In 1943 four barracks were built between the brick-works and the village of Werder, which should serve as a Penal Prison, designated by the SS, as the 'German camp'. At the end of 1943, 271 Norwegian policemen were sent here as prisoners [they apparently had refused the oath of the Quisling Government, sic]. In July 1944, in the westerly area of the camp, the so called Sonderlager was established, which had an Utility Building and three Prison Barracks. Behind a four-meter-high brick wall, which was also secured with a high voltage fence, 22 family members of Claus Stauffenberg were deported here after the failed assassination attempt on Hitler, July 20th 1944. Also eight Hungarians, who had refused after the German invasion of their country in March 1944, to cooperate with the authorities, as well as 150 Germans, who, after they had fallen into Soviet captivity as POW's, were used by the Russians in the hinterland of the German front for espionage [although they went over to their own lines as soon as they could,sic].
In the spring of 1944 they began in the northern part of the camp, using the original plans from January 1943 to create a complex of further 30 barracks. Unexpectedly at the end of June 1944, the first transport of 2,500 Jewesses from Auschwitz arrived in Stutthof, the construction of the first ten barracks had not been completed, despite this, it formed the basis for the future 'Jewish camp', an independent administrative unit within the KZ Stutthof whose chief was SS-corporal Ewald Forth.

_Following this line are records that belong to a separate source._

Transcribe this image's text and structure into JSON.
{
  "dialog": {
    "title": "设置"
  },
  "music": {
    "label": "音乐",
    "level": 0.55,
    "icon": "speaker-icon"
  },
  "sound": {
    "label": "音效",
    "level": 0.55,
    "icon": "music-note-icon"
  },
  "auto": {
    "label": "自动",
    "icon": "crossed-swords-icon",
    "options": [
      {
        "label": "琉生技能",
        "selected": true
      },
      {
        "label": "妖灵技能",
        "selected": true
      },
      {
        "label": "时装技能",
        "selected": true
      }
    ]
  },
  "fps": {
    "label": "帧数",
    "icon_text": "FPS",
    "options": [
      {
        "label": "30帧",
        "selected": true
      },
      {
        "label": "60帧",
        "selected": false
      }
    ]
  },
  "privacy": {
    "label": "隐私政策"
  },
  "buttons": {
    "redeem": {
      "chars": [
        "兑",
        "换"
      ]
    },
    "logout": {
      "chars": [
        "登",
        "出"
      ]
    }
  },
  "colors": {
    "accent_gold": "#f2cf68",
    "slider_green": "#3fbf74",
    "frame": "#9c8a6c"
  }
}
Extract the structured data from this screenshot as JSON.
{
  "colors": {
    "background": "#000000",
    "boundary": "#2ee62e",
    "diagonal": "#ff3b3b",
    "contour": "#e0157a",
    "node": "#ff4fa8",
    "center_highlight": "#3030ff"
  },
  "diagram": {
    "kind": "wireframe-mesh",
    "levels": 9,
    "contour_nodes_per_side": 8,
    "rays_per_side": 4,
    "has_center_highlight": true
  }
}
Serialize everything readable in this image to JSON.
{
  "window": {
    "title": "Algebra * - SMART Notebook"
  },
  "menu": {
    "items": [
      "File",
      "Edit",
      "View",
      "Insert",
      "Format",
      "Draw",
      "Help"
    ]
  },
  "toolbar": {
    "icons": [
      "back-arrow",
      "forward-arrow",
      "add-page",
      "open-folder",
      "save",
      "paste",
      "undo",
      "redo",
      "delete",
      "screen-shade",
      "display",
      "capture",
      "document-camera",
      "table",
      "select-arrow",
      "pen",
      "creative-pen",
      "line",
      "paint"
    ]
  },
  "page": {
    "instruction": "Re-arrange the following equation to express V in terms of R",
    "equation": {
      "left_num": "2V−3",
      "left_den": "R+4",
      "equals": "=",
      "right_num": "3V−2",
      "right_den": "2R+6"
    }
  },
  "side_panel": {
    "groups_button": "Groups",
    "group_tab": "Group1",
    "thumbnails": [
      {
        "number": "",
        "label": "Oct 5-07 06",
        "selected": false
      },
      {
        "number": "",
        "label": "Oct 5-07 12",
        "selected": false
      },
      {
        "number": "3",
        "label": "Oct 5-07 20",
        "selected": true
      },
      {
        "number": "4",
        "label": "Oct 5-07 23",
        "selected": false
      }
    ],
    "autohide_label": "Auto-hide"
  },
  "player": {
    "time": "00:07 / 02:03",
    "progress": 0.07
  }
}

In fact, only six of the ten barracks were allocated for Jewish women, namely the block XXIII, XXIV, XXVII, XXVIII, XXIV and XXX. In the block XXV and XXVI were women of the Armia Krajowa (Polish Home Army) who, after and during the Warsaw Uprising (August 1944) were interned here. The block XXI and XXII became a temporary effect chambers as a storage of personal items deposited from the inmates. Finally, that part of the new camp already completed, was divided into two areas. The area with living quarters for 'Aryan Prisoners' workshops of the DAW, an industrial area as well as sanitary and economic institutions were designated as Camp II. Camp III consisted of ten barracks for Jewish prisoners. The old camp functioned as Camp I, but the expansion plan of 31 March 1942 had not been fully realized.
|Plan of Concentration Camp Stutthof as at 31st December 1944|
Division V, the camp doctors, officially responsible for matters of health, was the Centre of extermination for the prisoners : The doctors performed the selections throughout the camp and the SS orderlies oversaw the extermination. They conducted the Gas Zyklon B into the gas chamber and wrote the death certificates of the victims. The head of this department, the first camp doctor, was subordinate regarding organizational issues in the camp to the commandant, in professional matters to the Medical Division of the SS Economic-D III. As from April 1942 to 4 April 1945 SS Captain Dr. Otto Heidl was chief physician of the Stutthof concentration camp. [According to French MacLean's "The Camp Men", SS Hstuf. Dr. Otto Heidl committed suicide (no date is given. HKS]
|GATE OF DEATH 'access to the site of the Old Camp, Fall 1941|